DATA EXTRACTS:
======
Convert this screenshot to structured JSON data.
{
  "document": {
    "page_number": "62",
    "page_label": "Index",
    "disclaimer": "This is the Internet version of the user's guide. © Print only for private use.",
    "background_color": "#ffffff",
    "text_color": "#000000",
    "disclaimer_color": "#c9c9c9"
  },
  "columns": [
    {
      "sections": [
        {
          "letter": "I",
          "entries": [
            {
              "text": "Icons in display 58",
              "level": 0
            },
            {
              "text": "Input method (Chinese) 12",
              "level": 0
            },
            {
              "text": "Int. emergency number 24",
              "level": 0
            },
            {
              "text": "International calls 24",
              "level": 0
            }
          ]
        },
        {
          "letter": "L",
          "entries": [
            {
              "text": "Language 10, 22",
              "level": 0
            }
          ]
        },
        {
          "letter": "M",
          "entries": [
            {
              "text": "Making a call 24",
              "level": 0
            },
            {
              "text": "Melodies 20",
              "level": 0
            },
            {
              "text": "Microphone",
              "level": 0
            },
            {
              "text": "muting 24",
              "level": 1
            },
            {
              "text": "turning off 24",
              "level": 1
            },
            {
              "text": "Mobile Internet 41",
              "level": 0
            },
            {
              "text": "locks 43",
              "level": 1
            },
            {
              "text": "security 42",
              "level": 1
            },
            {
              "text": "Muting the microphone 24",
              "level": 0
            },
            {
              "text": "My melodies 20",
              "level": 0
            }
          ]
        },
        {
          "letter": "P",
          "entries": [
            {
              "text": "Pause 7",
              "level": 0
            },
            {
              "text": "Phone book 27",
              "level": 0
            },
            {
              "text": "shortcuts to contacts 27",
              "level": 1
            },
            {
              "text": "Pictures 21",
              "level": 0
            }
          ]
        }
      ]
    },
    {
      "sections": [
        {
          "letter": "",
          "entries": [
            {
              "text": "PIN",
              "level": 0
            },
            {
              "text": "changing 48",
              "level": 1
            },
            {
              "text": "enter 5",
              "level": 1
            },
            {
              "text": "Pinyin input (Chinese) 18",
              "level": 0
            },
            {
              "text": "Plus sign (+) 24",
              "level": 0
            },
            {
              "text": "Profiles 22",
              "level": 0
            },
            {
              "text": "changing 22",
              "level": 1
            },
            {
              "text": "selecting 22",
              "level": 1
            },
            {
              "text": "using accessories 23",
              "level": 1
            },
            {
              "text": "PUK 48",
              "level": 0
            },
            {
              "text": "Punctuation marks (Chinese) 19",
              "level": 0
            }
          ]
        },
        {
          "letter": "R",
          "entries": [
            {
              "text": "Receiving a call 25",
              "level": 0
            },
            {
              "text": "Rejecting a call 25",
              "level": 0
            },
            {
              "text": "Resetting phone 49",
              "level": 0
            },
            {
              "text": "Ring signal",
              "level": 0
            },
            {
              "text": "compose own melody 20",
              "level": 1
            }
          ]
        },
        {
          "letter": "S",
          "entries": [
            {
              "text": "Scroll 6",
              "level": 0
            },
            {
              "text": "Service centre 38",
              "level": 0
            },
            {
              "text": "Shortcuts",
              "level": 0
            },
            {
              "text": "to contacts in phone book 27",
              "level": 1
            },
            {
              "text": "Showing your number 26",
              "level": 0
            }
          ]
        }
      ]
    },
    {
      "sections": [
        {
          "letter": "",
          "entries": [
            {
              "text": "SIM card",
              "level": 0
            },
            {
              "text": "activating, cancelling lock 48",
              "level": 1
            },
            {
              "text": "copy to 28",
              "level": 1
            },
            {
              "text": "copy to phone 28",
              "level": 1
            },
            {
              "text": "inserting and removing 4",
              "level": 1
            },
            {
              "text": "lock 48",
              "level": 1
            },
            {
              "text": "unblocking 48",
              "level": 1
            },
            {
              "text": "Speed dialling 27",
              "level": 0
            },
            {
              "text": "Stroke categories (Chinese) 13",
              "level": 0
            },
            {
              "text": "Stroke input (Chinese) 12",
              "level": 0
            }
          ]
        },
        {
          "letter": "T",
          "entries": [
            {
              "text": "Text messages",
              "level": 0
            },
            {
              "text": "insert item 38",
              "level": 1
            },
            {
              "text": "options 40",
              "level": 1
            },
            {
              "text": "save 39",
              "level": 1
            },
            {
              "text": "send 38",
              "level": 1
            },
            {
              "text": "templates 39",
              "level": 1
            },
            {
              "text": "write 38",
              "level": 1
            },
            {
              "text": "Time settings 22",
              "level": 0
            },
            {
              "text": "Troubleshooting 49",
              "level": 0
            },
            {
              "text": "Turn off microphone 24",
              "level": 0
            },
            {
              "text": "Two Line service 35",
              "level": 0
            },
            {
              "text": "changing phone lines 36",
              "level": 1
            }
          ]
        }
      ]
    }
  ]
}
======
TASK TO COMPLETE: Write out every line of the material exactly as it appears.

ANSWER AREA:
Convert this screenshot to structured JSON data.
{
  "document": {
    "page_number": "62",
    "page_label": "Index",
    "disclaimer": "This is the Internet version of the user's guide. © Print only for private use.",
    "background_color": "#ffffff",
    "text_color": "#000000",
    "disclaimer_color": "#c9c9c9"
  },
  "columns": [
    {
      "sections": [
        {
          "letter": "I",
          "entries": [
            {
              "text": "Icons in display 58",
              "level": 0
            },
            {
              "text": "Input method (Chinese) 12",
              "level": 0
            },
            {
              "text": "Int. emergency number 24",
              "level": 0
            },
            {
              "text": "International calls 24",
              "level": 0
            }
          ]
        },
        {
          "letter": "L",
          "entries": [
            {
              "text": "Language 10, 22",
              "level": 0
            }
          ]
        },
        {
          "letter": "M",
          "entries": [
            {
              "text": "Making a call 24",
              "level": 0
            },
            {
              "text": "Melodies 20",
              "level": 0
            },
            {
              "text": "Microphone",
              "level": 0
            },
            {
              "text": "muting 24",
              "level": 1
            },
            {
              "text": "turning off 24",
              "level": 1
            },
            {
              "text": "Mobile Internet 41",
              "level": 0
            },
            {
              "text": "locks 43",
              "level": 1
            },
            {
              "text": "security 42",
              "level": 1
            },
            {
              "text": "Muting the microphone 24",
              "level": 0
            },
            {
              "text": "My melodies 20",
              "level": 0
            }
          ]
        },
        {
          "letter": "P",
          "entries": [
            {
              "text": "Pause 7",
              "level": 0
            },
            {
              "text": "Phone book 27",
              "level": 0
            },
            {
              "text": "shortcuts to contacts 27",
              "level": 1
            },
            {
              "text": "Pictures 21",
              "level": 0
            }
          ]
        }
      ]
    },
    {
      "sections": [
        {
          "letter": "",
          "entries": [
            {
              "text": "PIN",
              "level": 0
            },
            {
              "text": "changing 48",
              "level": 1
            },
            {
              "text": "enter 5",
              "level": 1
            },
            {
              "text": "Pinyin input (Chinese) 18",
              "level": 0
            },
            {
              "text": "Plus sign (+) 24",
              "level": 0
            },
            {
              "text": "Profiles 22",
              "level": 0
            },
            {
              "text": "changing 22",
              "level": 1
            },
            {
              "text": "selecting 22",
              "level": 1
            },
            {
              "text": "using accessories 23",
              "level": 1
            },
            {
              "text": "PUK 48",
              "level": 0
            },
            {
              "text": "Punctuation marks (Chinese) 19",
              "level": 0
            }
          ]
        },
        {
          "letter": "R",
          "entries": [
            {
              "text": "Receiving a call 25",
              "level": 0
            },
            {
              "text": "Rejecting a call 25",
              "level": 0
            },
            {
              "text": "Resetting phone 49",
              "level": 0
            },
            {
              "text": "Ring signal",
              "level": 0
            },
            {
              "text": "compose own melody 20",
              "level": 1
            }
          ]
        },
        {
          "letter": "S",
          "entries": [
            {
              "text": "Scroll 6",
              "level": 0
            },
            {
              "text": "Service centre 38",
              "level": 0
            },
            {
              "text": "Shortcuts",
              "level": 0
            },
            {
              "text": "to contacts in phone book 27",
              "level": 1
            },
            {
              "text": "Showing your number 26",
              "level": 0
            }
          ]
        }
      ]
    },
    {
      "sections": [
        {
          "letter": "",
          "entries": [
            {
              "text": "SIM card",
              "level": 0
            },
            {
              "text": "activating, cancelling lock 48",
              "level": 1
            },
            {
              "text": "copy to 28",
              "level": 1
            },
            {
              "text": "copy to phone 28",
              "level": 1
            },
            {
              "text": "inserting and removing 4",
              "level": 1
            },
            {
              "text": "lock 48",
              "level": 1
            },
            {
              "text": "unblocking 48",
              "level": 1
            },
            {
              "text": "Speed dialling 27",
              "level": 0
            },
            {
              "text": "Stroke categories (Chinese) 13",
              "level": 0
            },
            {
              "text": "Stroke input (Chinese) 12",
              "level": 0
            }
          ]
        },
        {
          "letter": "T",
          "entries": [
            {
              "text": "Text messages",
              "level": 0
            },
            {
              "text": "insert item 38",
              "level": 1
            },
            {
              "text": "options 40",
              "level": 1
            },
            {
              "text": "save 39",
              "level": 1
            },
            {
              "text": "send 38",
              "level": 1
            },
            {
              "text": "templates 39",
              "level": 1
            },
            {
              "text": "write 38",
              "level": 1
            },
            {
              "text": "Time settings 22",
              "level": 0
            },
            {
              "text": "Troubleshooting 49",
              "level": 0
            },
            {
              "text": "Turn off microphone 24",
              "level": 0
            },
            {
              "text": "Two Line service 35",
              "level": 0
            },
            {
              "text": "changing phone lines 36",
              "level": 1
            }
          ]
        }
      ]
    }
  ]
}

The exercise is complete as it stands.